[[ Provided data, beginning ]]

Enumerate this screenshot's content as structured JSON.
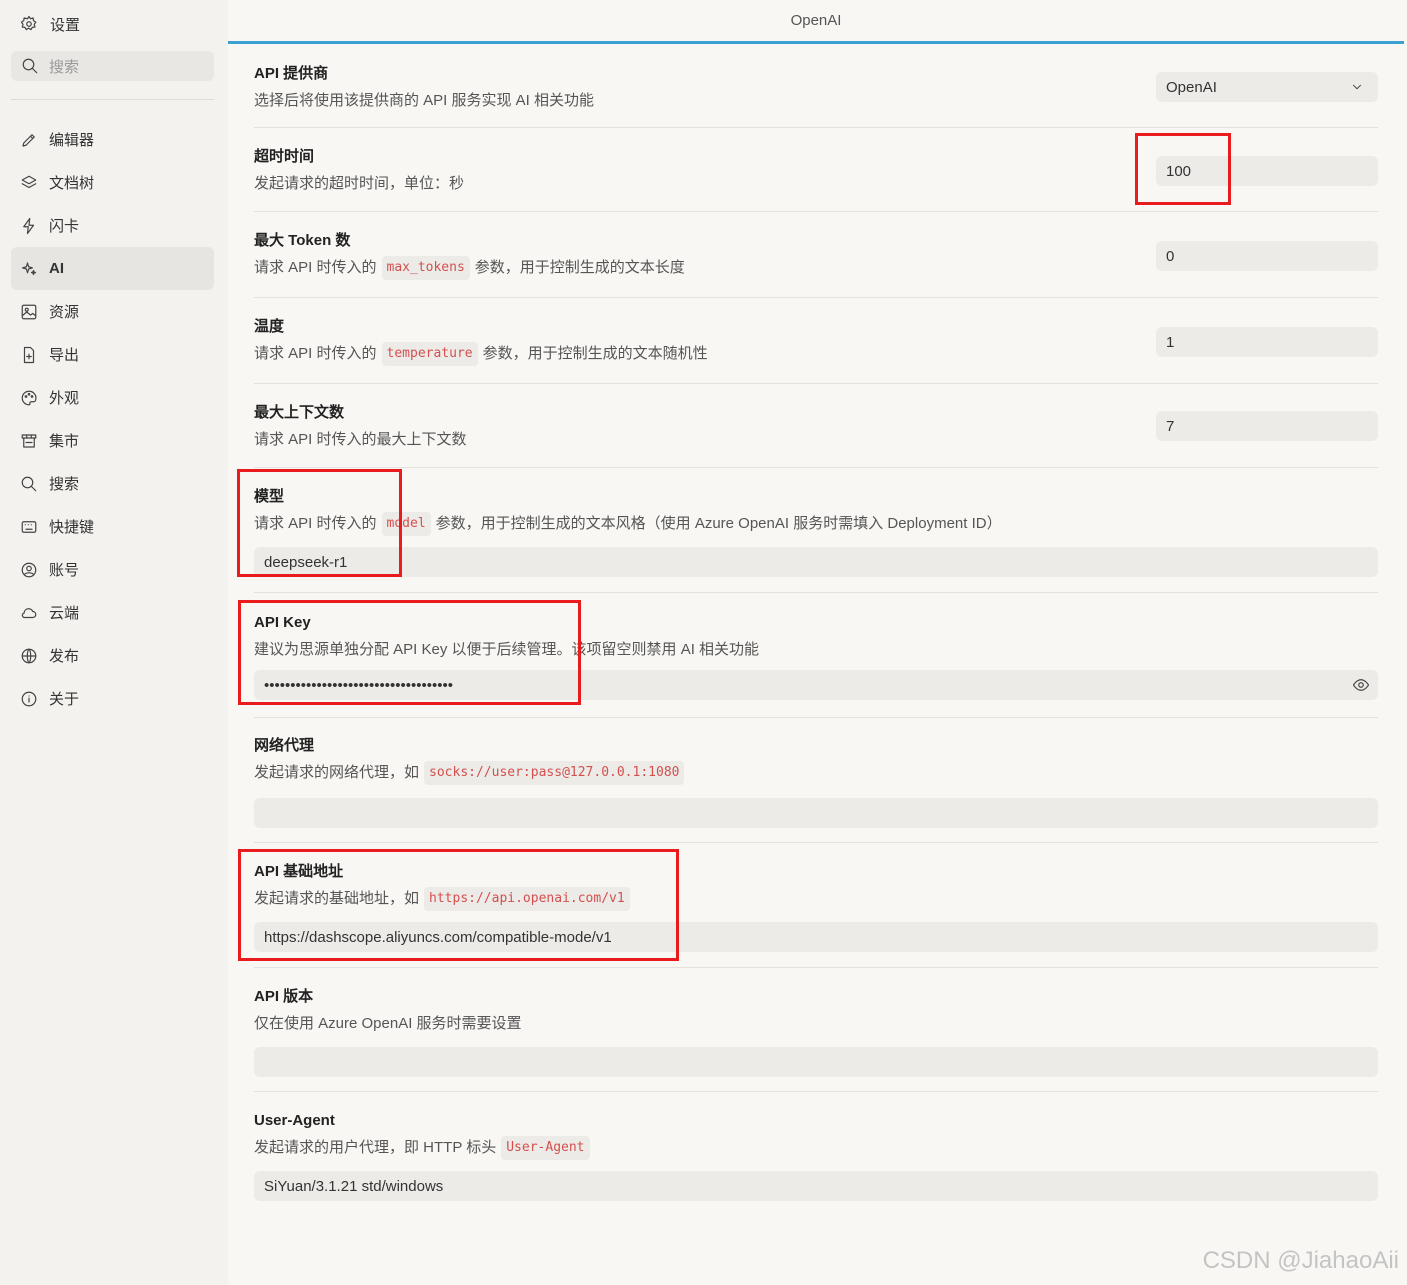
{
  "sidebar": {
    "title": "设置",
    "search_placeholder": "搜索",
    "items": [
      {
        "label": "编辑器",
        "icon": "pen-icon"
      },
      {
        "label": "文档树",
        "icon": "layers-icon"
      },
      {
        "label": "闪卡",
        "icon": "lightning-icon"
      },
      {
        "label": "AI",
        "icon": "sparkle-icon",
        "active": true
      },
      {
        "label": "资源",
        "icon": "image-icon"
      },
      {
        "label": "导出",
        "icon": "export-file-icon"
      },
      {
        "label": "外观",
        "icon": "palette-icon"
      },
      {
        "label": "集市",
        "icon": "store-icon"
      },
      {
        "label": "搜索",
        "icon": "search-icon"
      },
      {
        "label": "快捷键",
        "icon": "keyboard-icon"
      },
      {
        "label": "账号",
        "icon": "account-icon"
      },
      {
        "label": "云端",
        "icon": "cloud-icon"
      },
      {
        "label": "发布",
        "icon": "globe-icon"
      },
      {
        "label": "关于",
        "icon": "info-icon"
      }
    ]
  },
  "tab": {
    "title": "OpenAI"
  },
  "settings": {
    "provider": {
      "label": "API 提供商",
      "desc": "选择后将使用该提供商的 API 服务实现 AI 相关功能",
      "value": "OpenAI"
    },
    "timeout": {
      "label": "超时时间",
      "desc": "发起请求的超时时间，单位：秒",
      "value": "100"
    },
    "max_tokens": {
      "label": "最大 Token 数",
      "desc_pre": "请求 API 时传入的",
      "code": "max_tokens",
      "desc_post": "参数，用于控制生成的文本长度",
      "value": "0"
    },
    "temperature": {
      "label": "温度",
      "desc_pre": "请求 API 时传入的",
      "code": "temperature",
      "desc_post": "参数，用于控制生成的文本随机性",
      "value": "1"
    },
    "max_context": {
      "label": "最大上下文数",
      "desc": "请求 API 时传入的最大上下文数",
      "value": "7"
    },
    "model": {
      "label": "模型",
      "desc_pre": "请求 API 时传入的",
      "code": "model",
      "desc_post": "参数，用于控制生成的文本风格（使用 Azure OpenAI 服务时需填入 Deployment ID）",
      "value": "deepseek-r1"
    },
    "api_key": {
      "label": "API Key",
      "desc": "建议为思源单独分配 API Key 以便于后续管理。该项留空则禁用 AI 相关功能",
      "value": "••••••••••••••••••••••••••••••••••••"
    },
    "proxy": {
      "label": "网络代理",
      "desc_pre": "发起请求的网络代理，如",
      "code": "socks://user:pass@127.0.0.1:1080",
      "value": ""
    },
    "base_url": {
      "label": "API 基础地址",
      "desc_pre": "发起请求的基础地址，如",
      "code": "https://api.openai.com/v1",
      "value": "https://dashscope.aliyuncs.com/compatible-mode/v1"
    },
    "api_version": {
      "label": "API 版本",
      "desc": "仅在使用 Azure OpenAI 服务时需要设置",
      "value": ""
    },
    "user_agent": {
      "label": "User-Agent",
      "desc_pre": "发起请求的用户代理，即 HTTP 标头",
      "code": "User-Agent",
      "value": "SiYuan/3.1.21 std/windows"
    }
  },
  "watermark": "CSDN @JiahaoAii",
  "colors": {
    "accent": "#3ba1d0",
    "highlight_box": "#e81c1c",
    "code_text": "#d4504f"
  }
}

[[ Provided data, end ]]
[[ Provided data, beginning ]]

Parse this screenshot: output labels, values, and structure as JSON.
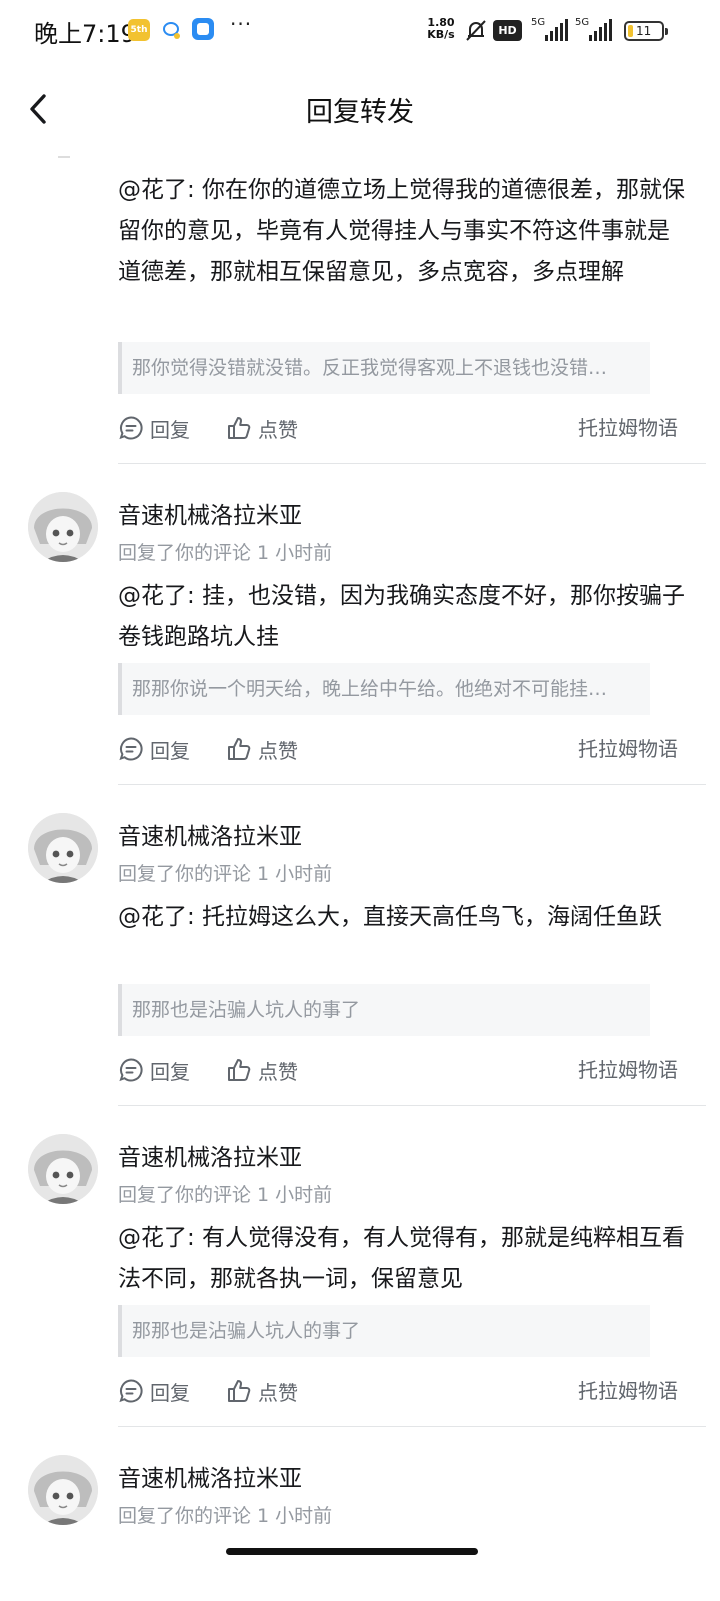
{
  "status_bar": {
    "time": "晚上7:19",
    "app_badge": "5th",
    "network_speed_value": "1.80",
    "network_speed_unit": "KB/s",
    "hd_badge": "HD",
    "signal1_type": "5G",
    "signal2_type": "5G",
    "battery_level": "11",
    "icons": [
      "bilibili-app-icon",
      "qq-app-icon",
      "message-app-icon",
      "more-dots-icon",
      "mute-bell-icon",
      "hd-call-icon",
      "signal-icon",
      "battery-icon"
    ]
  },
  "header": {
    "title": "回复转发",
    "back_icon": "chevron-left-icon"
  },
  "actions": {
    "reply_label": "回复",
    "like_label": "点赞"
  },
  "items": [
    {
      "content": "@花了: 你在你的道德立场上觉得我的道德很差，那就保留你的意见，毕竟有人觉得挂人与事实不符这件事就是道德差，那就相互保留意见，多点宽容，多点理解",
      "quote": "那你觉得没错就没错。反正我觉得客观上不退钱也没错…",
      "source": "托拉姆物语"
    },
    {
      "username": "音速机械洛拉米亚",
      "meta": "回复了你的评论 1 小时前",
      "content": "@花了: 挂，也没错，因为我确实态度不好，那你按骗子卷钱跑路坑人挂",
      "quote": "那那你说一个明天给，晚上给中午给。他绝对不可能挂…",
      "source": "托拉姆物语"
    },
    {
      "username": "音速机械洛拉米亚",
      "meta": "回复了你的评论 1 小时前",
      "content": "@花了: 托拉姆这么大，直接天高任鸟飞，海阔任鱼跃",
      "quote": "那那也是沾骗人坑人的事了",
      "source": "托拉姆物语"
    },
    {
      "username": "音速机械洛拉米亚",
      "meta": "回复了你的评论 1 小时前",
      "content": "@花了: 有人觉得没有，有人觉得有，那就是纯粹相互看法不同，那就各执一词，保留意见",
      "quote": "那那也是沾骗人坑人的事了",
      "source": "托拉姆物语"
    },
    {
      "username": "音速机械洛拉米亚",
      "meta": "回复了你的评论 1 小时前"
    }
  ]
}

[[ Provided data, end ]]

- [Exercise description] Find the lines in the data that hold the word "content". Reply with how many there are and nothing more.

- [Solution] 5